"Don't take one. And don't buy a book. You'll copy the style, then can't break it," he says.

Calling Costanza's work "cute" is a no-no. He hates the word. Along with "craft" and, even "folk art," the very genre in which he works.

"It's a self-taught approximation of perceived reality but the term has been overused to include anything handmade," he says.

Costanza taught Spanish and Italian in a Chicago area high school for 19 years before quitting in 1990 to move to rural Wisconsin where he carves out a living producing thousands of wooden Santas and hundreds of witches and goblins for high-profile collectors including the Archbishop of Warsaw and an unnamed oil baron's heiress.

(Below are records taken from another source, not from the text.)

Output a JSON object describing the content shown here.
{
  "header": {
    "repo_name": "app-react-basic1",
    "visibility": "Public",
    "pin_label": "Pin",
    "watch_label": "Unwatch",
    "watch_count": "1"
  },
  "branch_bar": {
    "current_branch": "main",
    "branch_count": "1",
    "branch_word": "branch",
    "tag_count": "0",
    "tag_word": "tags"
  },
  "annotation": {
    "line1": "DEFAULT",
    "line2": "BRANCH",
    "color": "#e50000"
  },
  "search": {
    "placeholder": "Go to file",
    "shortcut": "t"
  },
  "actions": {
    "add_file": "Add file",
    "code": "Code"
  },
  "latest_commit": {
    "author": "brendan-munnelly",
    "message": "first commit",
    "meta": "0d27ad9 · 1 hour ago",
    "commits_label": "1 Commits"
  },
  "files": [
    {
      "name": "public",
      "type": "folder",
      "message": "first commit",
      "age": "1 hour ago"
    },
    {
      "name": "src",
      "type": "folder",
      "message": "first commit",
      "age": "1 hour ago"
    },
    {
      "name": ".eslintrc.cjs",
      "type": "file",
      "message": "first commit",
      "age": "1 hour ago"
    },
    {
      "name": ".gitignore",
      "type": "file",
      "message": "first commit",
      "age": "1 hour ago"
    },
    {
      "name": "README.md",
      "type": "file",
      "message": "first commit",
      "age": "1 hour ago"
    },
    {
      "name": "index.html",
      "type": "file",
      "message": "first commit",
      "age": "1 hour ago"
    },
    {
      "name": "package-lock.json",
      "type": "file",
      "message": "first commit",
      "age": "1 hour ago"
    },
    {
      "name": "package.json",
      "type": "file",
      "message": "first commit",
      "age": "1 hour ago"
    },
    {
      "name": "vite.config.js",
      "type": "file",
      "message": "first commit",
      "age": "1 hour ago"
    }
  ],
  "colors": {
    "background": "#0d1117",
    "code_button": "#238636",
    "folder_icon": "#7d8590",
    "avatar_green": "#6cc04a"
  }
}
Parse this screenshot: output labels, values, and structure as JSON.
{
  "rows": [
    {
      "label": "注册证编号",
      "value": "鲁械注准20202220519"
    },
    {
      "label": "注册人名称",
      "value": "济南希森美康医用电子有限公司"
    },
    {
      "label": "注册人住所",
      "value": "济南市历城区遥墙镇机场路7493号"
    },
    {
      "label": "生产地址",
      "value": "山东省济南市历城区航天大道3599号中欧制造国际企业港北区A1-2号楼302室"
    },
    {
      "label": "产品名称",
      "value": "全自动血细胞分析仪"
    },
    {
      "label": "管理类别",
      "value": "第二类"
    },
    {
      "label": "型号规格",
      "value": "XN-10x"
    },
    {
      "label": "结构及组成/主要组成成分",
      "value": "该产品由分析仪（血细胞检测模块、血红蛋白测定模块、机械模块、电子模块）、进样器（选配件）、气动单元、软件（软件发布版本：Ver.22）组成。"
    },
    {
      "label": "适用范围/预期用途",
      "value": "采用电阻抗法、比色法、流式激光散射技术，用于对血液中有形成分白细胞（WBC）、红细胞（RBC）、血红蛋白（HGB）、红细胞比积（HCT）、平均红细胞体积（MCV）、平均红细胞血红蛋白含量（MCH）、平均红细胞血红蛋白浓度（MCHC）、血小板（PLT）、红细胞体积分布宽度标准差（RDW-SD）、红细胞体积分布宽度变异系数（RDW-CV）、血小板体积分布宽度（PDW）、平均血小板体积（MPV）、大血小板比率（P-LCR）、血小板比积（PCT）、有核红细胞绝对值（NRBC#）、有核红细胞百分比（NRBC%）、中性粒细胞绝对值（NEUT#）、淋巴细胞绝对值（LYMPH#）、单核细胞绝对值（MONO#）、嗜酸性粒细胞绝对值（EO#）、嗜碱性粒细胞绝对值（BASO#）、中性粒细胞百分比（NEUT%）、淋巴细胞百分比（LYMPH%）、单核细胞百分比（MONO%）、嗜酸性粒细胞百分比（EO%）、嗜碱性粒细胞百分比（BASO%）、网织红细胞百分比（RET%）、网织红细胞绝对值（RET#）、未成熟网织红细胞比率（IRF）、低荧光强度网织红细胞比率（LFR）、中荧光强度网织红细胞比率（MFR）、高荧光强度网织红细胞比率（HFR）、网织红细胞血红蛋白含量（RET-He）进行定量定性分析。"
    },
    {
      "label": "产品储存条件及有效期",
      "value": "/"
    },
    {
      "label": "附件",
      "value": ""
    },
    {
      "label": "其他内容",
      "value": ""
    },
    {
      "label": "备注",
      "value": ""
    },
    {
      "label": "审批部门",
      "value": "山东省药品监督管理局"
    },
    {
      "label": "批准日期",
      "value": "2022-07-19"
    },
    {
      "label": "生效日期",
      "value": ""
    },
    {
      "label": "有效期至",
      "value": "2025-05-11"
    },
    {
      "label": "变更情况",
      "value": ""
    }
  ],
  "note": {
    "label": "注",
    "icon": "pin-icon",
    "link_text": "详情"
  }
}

Needle eye's view

When Nancee Ariagno retired from a long career as an award-winning interior designer she sought the instant gratification of punch needle embroidery. Her designs quickly became a hit at needlework stores nationwide and in leading magazines. Living in "The Cooperage," an 1860s historic house in Cedarburg, Wis., she calls her business Flew the Coop. Her studio is in the farmhouse gallery on the grounds of the Wisconsin Museum of Quilts and Fiber Arts where she has also taught.

Using one's medium of choice for unique self-expression is Ariagno's view of folk art.

"It's all about how people see the world -- how they interpret it. Some are serious. Some are primitive and lack formal education. Just look at the American West, the pottery of the Pueblo Indians in New Mexico and the Hopi Pueblos in Arizona."

Oh, good gourd!

Alan Baker's gig with gourds is his father's doing. Every year at harvest time, the senior Baker (a farmer at heart) brings Alan a bushel of the inedible veggies.

If not reined in, they take over his Chicago studio. Not wanting to offend dad by tossing them, Alan started whittling. Typical painted birdhouses tamed some of the crop. Then Alan soon began sensing the animals and figures hidden within the gourds' organic shapes, blatantly challenging him for release.

"I now see them as part of the whole. I incorporate other materials -- wood, clay and fiber, combine these elements to form whimsical animals, people, things and folky situations."

Folk art is alive

Like all art, folk pieces speak to the collector.

Will Moses considers some pieces more alive than traditional paintings that may be technical masterpieces but lack emotional story, quality or, more importantly, creativity.

"Think how much more interesting the Mona Lisa might be if she had a pimple," he suggests.

These artisans represent the tip of the iceberg at The Country Folk Art Festival.

You will also be able to watch Jim Van Hoven demonstrate his expertise in hand-carved Windsor chairs. And see Bill Morse treat a chair to a new cane seat. Sample Chef Terry Heinrich's heavenly infused oils and vinegars in unexpected ways. Or see Joanna Bolton's papier māche and clay figurines and Mary Henegan's hand-painted signs. The list goes on.

Share this page
Comments ()
Guidelines: Keep it civil and on topic; no profanity, vulgarity, slurs or personal attacks. People who harass others or joke about tragedies will be blocked. If a comment violates these standards or our terms of service, click the X in the upper right corner of the comment box. To find our more, read our FAQ.
    help here